## Data records
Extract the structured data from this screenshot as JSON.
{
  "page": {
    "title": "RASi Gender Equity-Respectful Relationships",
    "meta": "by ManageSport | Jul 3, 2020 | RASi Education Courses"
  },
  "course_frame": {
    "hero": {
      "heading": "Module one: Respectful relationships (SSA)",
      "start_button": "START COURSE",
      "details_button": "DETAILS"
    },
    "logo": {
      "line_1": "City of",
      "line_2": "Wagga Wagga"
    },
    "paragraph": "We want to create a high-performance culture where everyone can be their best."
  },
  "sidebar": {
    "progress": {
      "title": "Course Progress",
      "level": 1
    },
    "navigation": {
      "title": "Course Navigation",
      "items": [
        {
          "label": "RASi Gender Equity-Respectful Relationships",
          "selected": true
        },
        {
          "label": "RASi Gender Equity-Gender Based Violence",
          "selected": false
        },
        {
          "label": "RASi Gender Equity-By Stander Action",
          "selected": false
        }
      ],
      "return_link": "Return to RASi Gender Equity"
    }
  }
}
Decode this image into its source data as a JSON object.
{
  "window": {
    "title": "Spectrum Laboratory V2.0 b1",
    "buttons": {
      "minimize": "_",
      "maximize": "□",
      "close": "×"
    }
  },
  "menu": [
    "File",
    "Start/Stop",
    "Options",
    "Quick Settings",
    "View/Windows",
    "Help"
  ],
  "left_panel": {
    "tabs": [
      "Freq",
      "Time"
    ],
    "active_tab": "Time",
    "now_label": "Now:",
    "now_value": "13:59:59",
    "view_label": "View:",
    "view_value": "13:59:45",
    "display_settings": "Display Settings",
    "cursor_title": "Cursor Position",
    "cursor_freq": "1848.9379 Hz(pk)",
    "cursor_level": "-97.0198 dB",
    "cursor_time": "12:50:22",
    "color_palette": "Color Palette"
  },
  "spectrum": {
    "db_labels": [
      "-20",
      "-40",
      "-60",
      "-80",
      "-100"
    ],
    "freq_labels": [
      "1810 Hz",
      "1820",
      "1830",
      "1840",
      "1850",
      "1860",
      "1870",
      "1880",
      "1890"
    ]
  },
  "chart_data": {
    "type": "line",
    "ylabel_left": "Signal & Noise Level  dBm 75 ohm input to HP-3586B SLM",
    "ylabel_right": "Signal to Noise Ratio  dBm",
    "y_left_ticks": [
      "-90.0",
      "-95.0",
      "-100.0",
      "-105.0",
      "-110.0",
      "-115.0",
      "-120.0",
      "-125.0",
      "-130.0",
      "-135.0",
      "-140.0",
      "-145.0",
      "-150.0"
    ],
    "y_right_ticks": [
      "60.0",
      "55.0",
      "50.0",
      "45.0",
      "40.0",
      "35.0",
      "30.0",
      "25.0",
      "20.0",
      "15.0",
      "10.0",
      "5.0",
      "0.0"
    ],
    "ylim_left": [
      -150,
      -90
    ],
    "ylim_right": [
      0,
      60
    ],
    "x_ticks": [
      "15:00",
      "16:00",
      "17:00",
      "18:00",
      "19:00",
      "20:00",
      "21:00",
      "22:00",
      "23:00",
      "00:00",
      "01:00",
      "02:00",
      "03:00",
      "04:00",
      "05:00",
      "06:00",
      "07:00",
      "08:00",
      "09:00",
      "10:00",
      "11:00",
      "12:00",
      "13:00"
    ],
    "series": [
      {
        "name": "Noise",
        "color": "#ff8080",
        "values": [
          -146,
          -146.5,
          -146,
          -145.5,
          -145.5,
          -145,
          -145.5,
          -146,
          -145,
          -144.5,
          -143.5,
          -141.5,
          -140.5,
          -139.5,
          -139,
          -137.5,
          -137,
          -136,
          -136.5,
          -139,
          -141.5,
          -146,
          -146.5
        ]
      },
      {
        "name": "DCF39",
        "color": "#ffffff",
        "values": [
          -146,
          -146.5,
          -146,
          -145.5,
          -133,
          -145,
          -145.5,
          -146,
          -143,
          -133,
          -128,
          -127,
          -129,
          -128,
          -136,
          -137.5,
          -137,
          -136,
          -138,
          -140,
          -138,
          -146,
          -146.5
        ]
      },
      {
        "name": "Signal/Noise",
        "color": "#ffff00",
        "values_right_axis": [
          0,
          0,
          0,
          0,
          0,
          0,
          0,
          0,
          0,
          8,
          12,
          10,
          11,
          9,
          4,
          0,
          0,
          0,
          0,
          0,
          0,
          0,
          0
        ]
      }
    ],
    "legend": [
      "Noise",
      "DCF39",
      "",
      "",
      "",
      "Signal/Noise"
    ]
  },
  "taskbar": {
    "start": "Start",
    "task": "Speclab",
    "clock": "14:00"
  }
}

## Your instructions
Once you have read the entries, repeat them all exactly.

## Response to the task
Extract the structured data from this screenshot as JSON.
{
  "page": {
    "title": "RASi Gender Equity-Respectful Relationships",
    "meta": "by ManageSport | Jul 3, 2020 | RASi Education Courses"
  },
  "course_frame": {
    "hero": {
      "heading": "Module one: Respectful relationships (SSA)",
      "start_button": "START COURSE",
      "details_button": "DETAILS"
    },
    "logo": {
      "line_1": "City of",
      "line_2": "Wagga Wagga"
    },
    "paragraph": "We want to create a high-performance culture where everyone can be their best."
  },
  "sidebar": {
    "progress": {
      "title": "Course Progress",
      "level": 1
    },
    "navigation": {
      "title": "Course Navigation",
      "items": [
        {
          "label": "RASi Gender Equity-Respectful Relationships",
          "selected": true
        },
        {
          "label": "RASi Gender Equity-Gender Based Violence",
          "selected": false
        },
        {
          "label": "RASi Gender Equity-By Stander Action",
          "selected": false
        }
      ],
      "return_link": "Return to RASi Gender Equity"
    }
  }
}
Decode this image into its source data as a JSON object.
{
  "window": {
    "title": "Spectrum Laboratory V2.0 b1",
    "buttons": {
      "minimize": "_",
      "maximize": "□",
      "close": "×"
    }
  },
  "menu": [
    "File",
    "Start/Stop",
    "Options",
    "Quick Settings",
    "View/Windows",
    "Help"
  ],
  "left_panel": {
    "tabs": [
      "Freq",
      "Time"
    ],
    "active_tab": "Time",
    "now_label": "Now:",
    "now_value": "13:59:59",
    "view_label": "View:",
    "view_value": "13:59:45",
    "display_settings": "Display Settings",
    "cursor_title": "Cursor Position",
    "cursor_freq": "1848.9379 Hz(pk)",
    "cursor_level": "-97.0198 dB",
    "cursor_time": "12:50:22",
    "color_palette": "Color Palette"
  },
  "spectrum": {
    "db_labels": [
      "-20",
      "-40",
      "-60",
      "-80",
      "-100"
    ],
    "freq_labels": [
      "1810 Hz",
      "1820",
      "1830",
      "1840",
      "1850",
      "1860",
      "1870",
      "1880",
      "1890"
    ]
  },
  "chart_data": {
    "type": "line",
    "ylabel_left": "Signal & Noise Level  dBm 75 ohm input to HP-3586B SLM",
    "ylabel_right": "Signal to Noise Ratio  dBm",
    "y_left_ticks": [
      "-90.0",
      "-95.0",
      "-100.0",
      "-105.0",
      "-110.0",
      "-115.0",
      "-120.0",
      "-125.0",
      "-130.0",
      "-135.0",
      "-140.0",
      "-145.0",
      "-150.0"
    ],
    "y_right_ticks": [
      "60.0",
      "55.0",
      "50.0",
      "45.0",
      "40.0",
      "35.0",
      "30.0",
      "25.0",
      "20.0",
      "15.0",
      "10.0",
      "5.0",
      "0.0"
    ],
    "ylim_left": [
      -150,
      -90
    ],
    "ylim_right": [
      0,
      60
    ],
    "x_ticks": [
      "15:00",
      "16:00",
      "17:00",
      "18:00",
      "19:00",
      "20:00",
      "21:00",
      "22:00",
      "23:00",
      "00:00",
      "01:00",
      "02:00",
      "03:00",
      "04:00",
      "05:00",
      "06:00",
      "07:00",
      "08:00",
      "09:00",
      "10:00",
      "11:00",
      "12:00",
      "13:00"
    ],
    "series": [
      {
        "name": "Noise",
        "color": "#ff8080",
        "values": [
          -146,
          -146.5,
          -146,
          -145.5,
          -145.5,
          -145,
          -145.5,
          -146,
          -145,
          -144.5,
          -143.5,
          -141.5,
          -140.5,
          -139.5,
          -139,
          -137.5,
          -137,
          -136,
          -136.5,
          -139,
          -141.5,
          -146,
          -146.5
        ]
      },
      {
        "name": "DCF39",
        "color": "#ffffff",
        "values": [
          -146,
          -146.5,
          -146,
          -145.5,
          -133,
          -145,
          -145.5,
          -146,
          -143,
          -133,
          -128,
          -127,
          -129,
          -128,
          -136,
          -137.5,
          -137,
          -136,
          -138,
          -140,
          -138,
          -146,
          -146.5
        ]
      },
      {
        "name": "Signal/Noise",
        "color": "#ffff00",
        "values_right_axis": [
          0,
          0,
          0,
          0,
          0,
          0,
          0,
          0,
          0,
          8,
          12,
          10,
          11,
          9,
          4,
          0,
          0,
          0,
          0,
          0,
          0,
          0,
          0
        ]
      }
    ],
    "legend": [
      "Noise",
      "DCF39",
      "",
      "",
      "",
      "Signal/Noise"
    ]
  },
  "taskbar": {
    "start": "Start",
    "task": "Speclab",
    "clock": "14:00"
  }
}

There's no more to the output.